The proliferation of Italian restaurants in Brentwood makes the neighborhood a veritable Little Italy.
2538 San Vicente Blvd.
California Pizza Kitchen
Brentwood Gardens Mall
11677 San Vicente Blvd.
11714 Barrington Court
Frankie & Johnnie’s New York Pizza and Pasta
11753 San Vicente Blvd.
La Scala Presto
11740 San Vicente Blvd.
264 26th St.
Maria’s Italian Kitchen
11723 Barrington Court
11712 San Vicente Blvd.
11650 San Vicente
13050 San Vicente Blvd.
11604 San Vicente Blvd.
11758 San Vicente Blvd.
11628 Barrington Court
San Gennaro Cafe
140 S. Barrington Place
908 S. Barrington Ave.
11633 San Vicente Blvd.
11930 San Vicente Blvd.
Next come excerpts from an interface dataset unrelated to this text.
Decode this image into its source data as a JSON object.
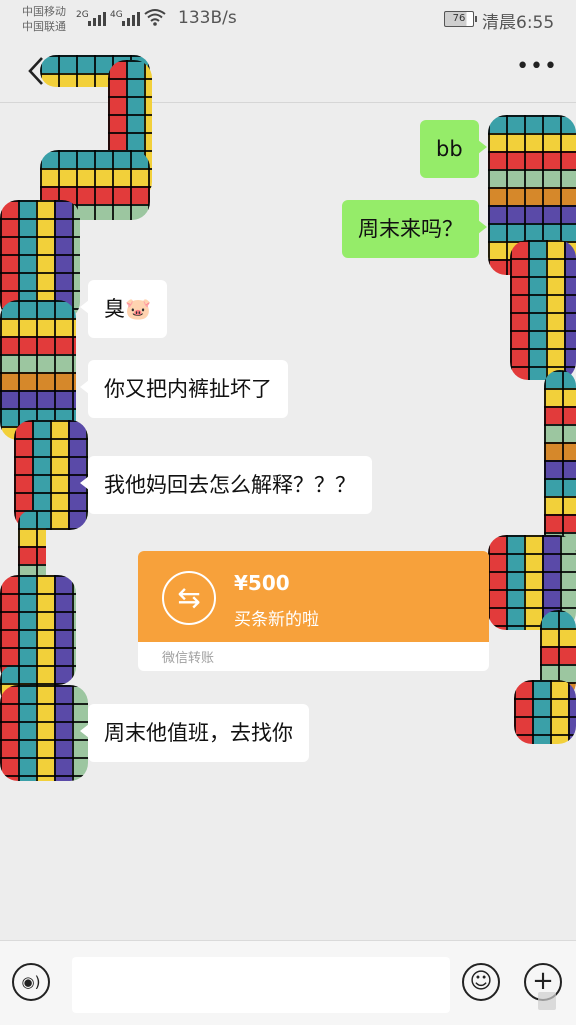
{
  "status_bar": {
    "carrier1": "中国移动",
    "carrier2": "中国联通",
    "net1": "2G",
    "net2": "4G",
    "speed": "133B/s",
    "battery": "76",
    "time": "清晨6:55"
  },
  "nav": {
    "back_icon": "chevron-left-icon",
    "more_icon": "more-dots-icon",
    "more_label": "•••"
  },
  "messages": [
    {
      "side": "right",
      "text": "bb"
    },
    {
      "side": "right",
      "text": "周末来吗？"
    },
    {
      "side": "left",
      "text": "臭🐷"
    },
    {
      "side": "left",
      "text": "你又把内裤扯坏了"
    },
    {
      "side": "left",
      "text": "我他妈回去怎么解释？？？"
    },
    {
      "side": "left",
      "text": "周末他值班，去找你"
    }
  ],
  "transfer": {
    "amount": "¥500",
    "note": "买条新的啦",
    "footer": "微信转账",
    "icon": "transfer-arrows-icon",
    "icon_glyph": "⇆",
    "color": "#f7a13b"
  },
  "input_bar": {
    "voice_icon": "voice-icon",
    "voice_glyph": "◉)",
    "emoji_icon": "emoji-icon",
    "emoji_glyph": "☺",
    "plus_icon": "plus-icon",
    "plus_glyph": "+",
    "placeholder": ""
  },
  "colors": {
    "outgoing_bubble": "#95ec69",
    "incoming_bubble": "#ffffff",
    "background": "#ededed"
  }
}
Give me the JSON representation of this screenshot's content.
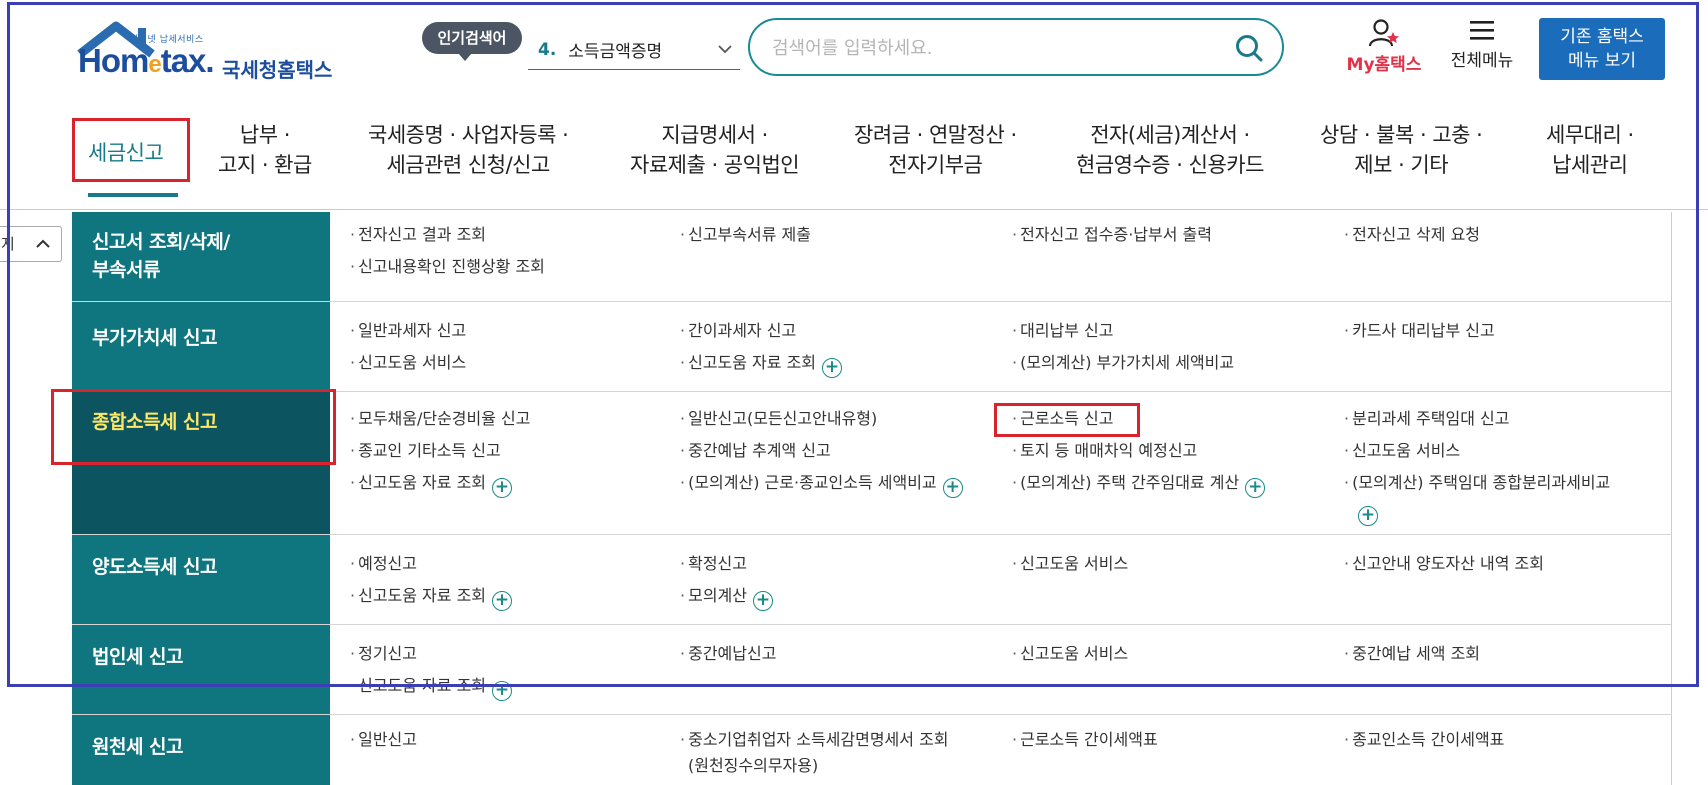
{
  "header": {
    "logo_small_tag": "인터넷 납세서비스",
    "logo_brand_prefix": "Hom",
    "logo_brand_e": "e",
    "logo_brand_suffix": "tax.",
    "logo_kr": "국세청홈택스",
    "popular_tag": "인기검색어",
    "popular_rank": "4.",
    "popular_term": "소득금액증명",
    "search_placeholder": "검색어를 입력하세요.",
    "my_hometax": "My홈택스",
    "all_menu": "전체메뉴",
    "old_menu_line1": "기존 홈택스",
    "old_menu_line2": "메뉴 보기"
  },
  "gnb": {
    "items": [
      {
        "line1": "세금신고",
        "line2": ""
      },
      {
        "line1": "납부 ·",
        "line2": "고지 · 환급"
      },
      {
        "line1": "국세증명 · 사업자등록 ·",
        "line2": "세금관련 신청/신고"
      },
      {
        "line1": "지급명세서 ·",
        "line2": "자료제출 · 공익법인"
      },
      {
        "line1": "장려금 · 연말정산 ·",
        "line2": "전자기부금"
      },
      {
        "line1": "전자(세금)계산서 ·",
        "line2": "현금영수증 · 신용카드"
      },
      {
        "line1": "상담 · 불복 · 고충 ·",
        "line2": "제보 · 기타"
      },
      {
        "line1": "세무대리 ·",
        "line2": "납세관리"
      }
    ]
  },
  "side_tab": {
    "label": "지"
  },
  "mega_menu": {
    "rows": [
      {
        "category_line1": "신고서 조회/삭제/",
        "category_line2": "부속서류",
        "items": [
          "전자신고 결과 조회",
          "신고부속서류 제출",
          "전자신고 접수증·납부서 출력",
          "전자신고 삭제 요청",
          "신고내용확인 진행상황 조회"
        ]
      },
      {
        "category_line1": "부가가치세 신고",
        "items": [
          "일반과세자 신고",
          "간이과세자 신고",
          "대리납부 신고",
          "카드사 대리납부 신고",
          "신고도움 서비스",
          "신고도움 자료 조회",
          "(모의계산) 부가가치세 세액비교"
        ]
      },
      {
        "category_line1": "종합소득세 신고",
        "items": [
          "모두채움/단순경비율 신고",
          "일반신고(모든신고안내유형)",
          "근로소득 신고",
          "분리과세 주택임대 신고",
          "종교인 기타소득 신고",
          "중간예납 추계액 신고",
          "토지 등 매매차익 예정신고",
          "신고도움 서비스",
          "신고도움 자료 조회",
          "(모의계산) 근로·종교인소득 세액비교",
          "(모의계산) 주택 간주임대료 계산",
          "(모의계산) 주택임대 종합분리과세비교"
        ]
      },
      {
        "category_line1": "양도소득세 신고",
        "items": [
          "예정신고",
          "확정신고",
          "신고도움 서비스",
          "신고안내 양도자산 내역 조회",
          "신고도움 자료 조회",
          "모의계산"
        ]
      },
      {
        "category_line1": "법인세 신고",
        "items": [
          "정기신고",
          "중간예납신고",
          "신고도움 서비스",
          "중간예납 세액 조회",
          "신고도움 자료 조회"
        ]
      },
      {
        "category_line1": "원천세 신고",
        "items": [
          "일반신고",
          "중소기업취업자 소득세감면명세서 조회",
          "(원천징수의무자용)",
          "근로소득 간이세액표",
          "종교인소득 간이세액표"
        ]
      }
    ]
  },
  "colors": {
    "teal": "#0f7680",
    "teal_active": "#0c5560",
    "active_text": "#ffe866",
    "highlight_red": "#d9232d",
    "outline_blue": "#3b3fb3",
    "button_blue": "#1b6cba"
  }
}
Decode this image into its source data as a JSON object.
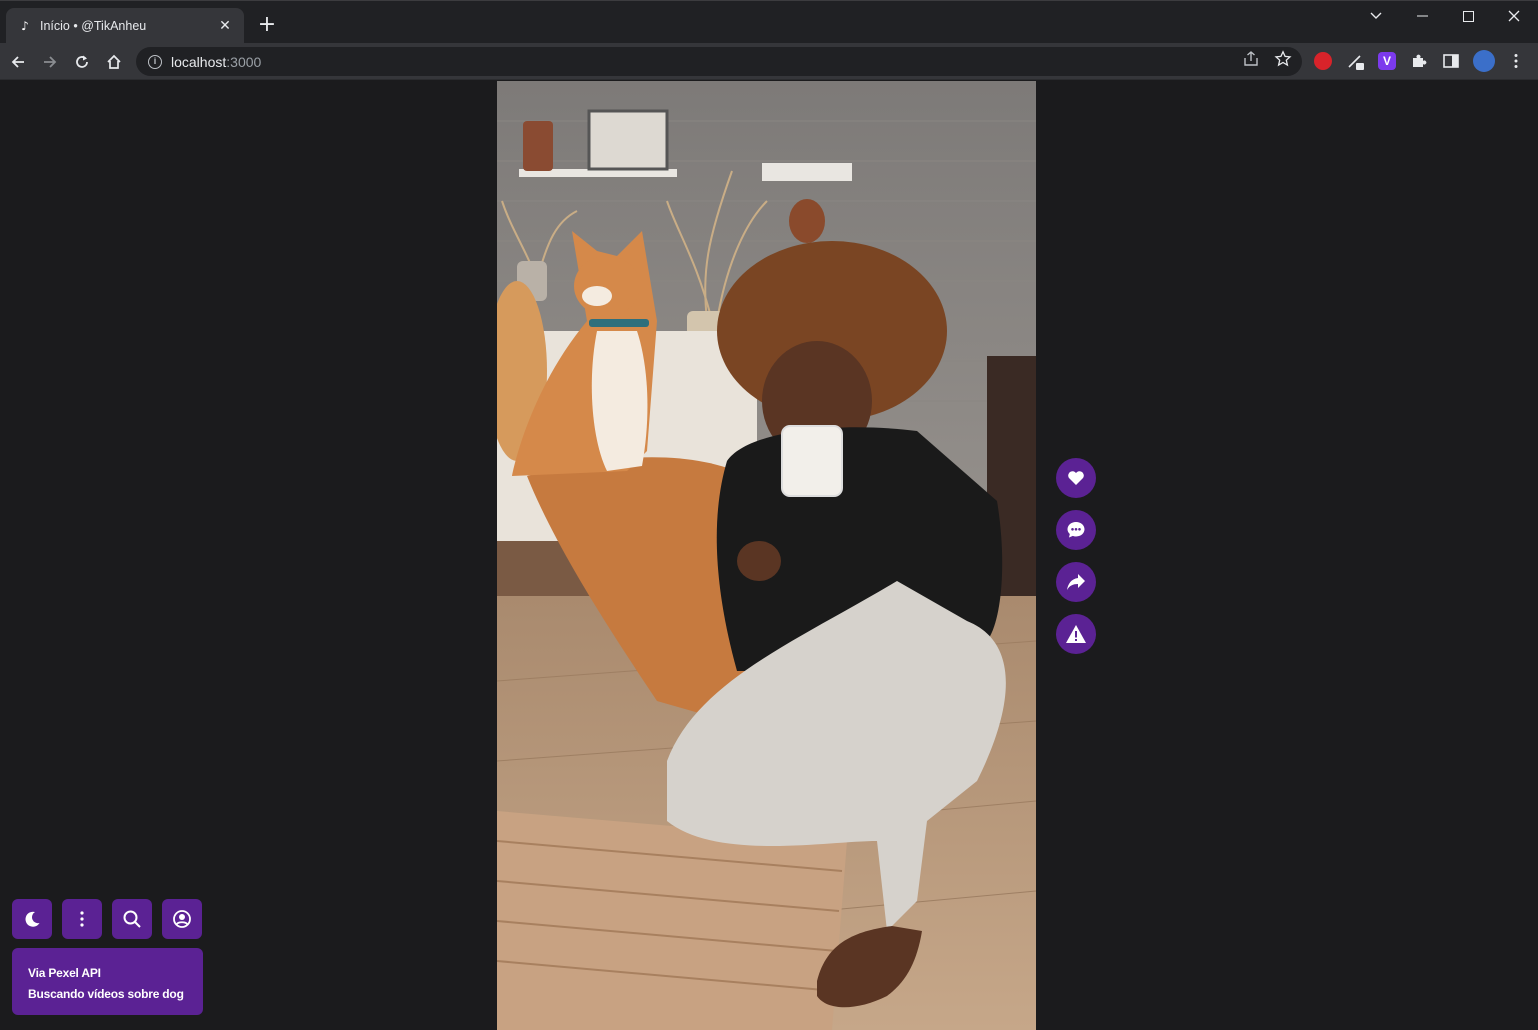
{
  "browser": {
    "tab_title": "Início • @TikAnheu",
    "tab_favicon": "tiktok-icon",
    "url_host": "localhost",
    "url_port": ":3000"
  },
  "video": {
    "description": "woman drinking coffee on floor with shiba inu dog",
    "colors": {
      "wall": "#8e8a86",
      "floor": "#b08c6c",
      "blanket": "#c67a3f",
      "sweater": "#1a1a1a",
      "pants": "#d6d2cc",
      "dog": "#d5894a"
    }
  },
  "actions": [
    {
      "name": "like",
      "icon": "heart-icon"
    },
    {
      "name": "comment",
      "icon": "comment-icon"
    },
    {
      "name": "share",
      "icon": "share-icon"
    },
    {
      "name": "report",
      "icon": "warning-icon"
    }
  ],
  "toolbar_buttons": [
    {
      "name": "theme",
      "icon": "moon-icon"
    },
    {
      "name": "menu",
      "icon": "more-vertical-icon"
    },
    {
      "name": "search",
      "icon": "search-icon"
    },
    {
      "name": "profile",
      "icon": "user-circle-icon"
    }
  ],
  "info": {
    "source": "Via Pexel API",
    "query": "Buscando vídeos sobre dog"
  },
  "colors": {
    "accent": "#5b2294",
    "background": "#1b1b1d"
  }
}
Sources: ESRI, Geographic Data Technology, Times research